Maybe it was all those years I was a Girl Scout, or all the times I played in the back of the room during my brother’s Boy Scout meetings, or maybe all the Boy Scout camping trips I had to tag along on, but I have a strong inclination to leave a place better than I found it. Growing up I thought about it in the way of cleaning up after yourself, but over time that evolved to the energy you leave behind. I have frequently shared excerpts from the “Daily Om” newsletter I receive, and this one particularly resonated with me in regards to your energy footprint. It is from the Daily Om titled: “Blessing Space: Leaving a Positive Footprint.”
“Physical space acts like a sponge, absorbing the radiant of all who pass through it. And, more likely than not, the spaces we move through each day have seen many people come and go. We have no way of knowing whether the energy footprints left behind by those who preceded us will invigorate us or drain us. Yet we can control the energy footprint we leave behind for others. In blessing each space we enter, we orchestrate a subtle energy shift that affects not only our own experiences in that space but also the experiences of the individuals who will enter the space after us. While we may never see the effects our blessing has had, we can take comfort in the fact that we have provided grace for those that follow after us.”
Whether or not we leave a blessing matters, but so does what we leave behind. Toxic is the word I often use for certain people who suck the life out of a room, or the atmosphere. Their energy footprint drags you down, takes the life out of a situation, and often zap your energy. How we approach a situation, and how we manage our energy matters in every situation. There are times when I have to adjust the energy I exude because my intuition tells me that calmness and poise is more needed in the moment then my spewing energy. As the Daily Om states, we often never know how our energy affects the space, but we can know if we go into each moment being conscious of how best to handle the situation we are usually on the right track to bless rather than damage the energy flow.
Are you aware of what energy you bring to the moments of your day?
Does everything have a silver lining? If you are a glass half full kind of person you might think that there is a silver lining in everything. Maybe it is all in how you approach a situation. You could have a frustrating experience with a friend or family member and choose to look at it for all the things that might be negative or wrong, or you can choose to look at it as an opportunity.

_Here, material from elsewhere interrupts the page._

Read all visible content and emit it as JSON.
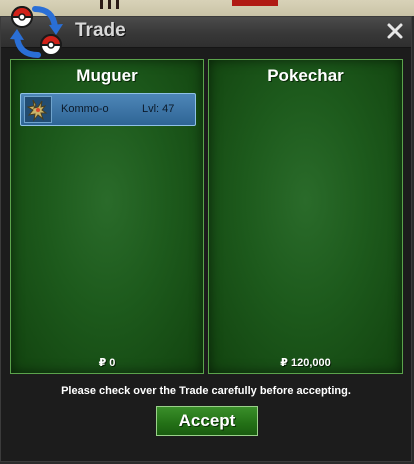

While we cannot change another person, and often we cannot change a situation, we can change how we look at the situation. Is it a moment to stand up for what you believe in? Is it now the time to say what you are really thinking? Or is it a time to stay quiet and let the other individual(s) work it out on their own? Maybe you are the type of person to always fix things for others, and maybe you have to take a break from that and let someone learn in their own way.
I think we can be in strange situations many times in our lives. Maybe we are stuck in a job we hate, or have struggled to tell a friend that we no longer want them in our life. Whatever the situation, the silver lining is often what we learn, and what we do not know. For example, you could hate your job, and struggle to understand why you keep interviewing but continue to not get the job. If that is your situation and you are reading this right now, you might say, “Tami you are crazy, there is no silver lining.” The silver lining is what you learn: more patience, persistence, perseverance, and maybe even the people skills to put yourself out there, to dig deep and fight for where you want to be. Not everything we do in life is easy.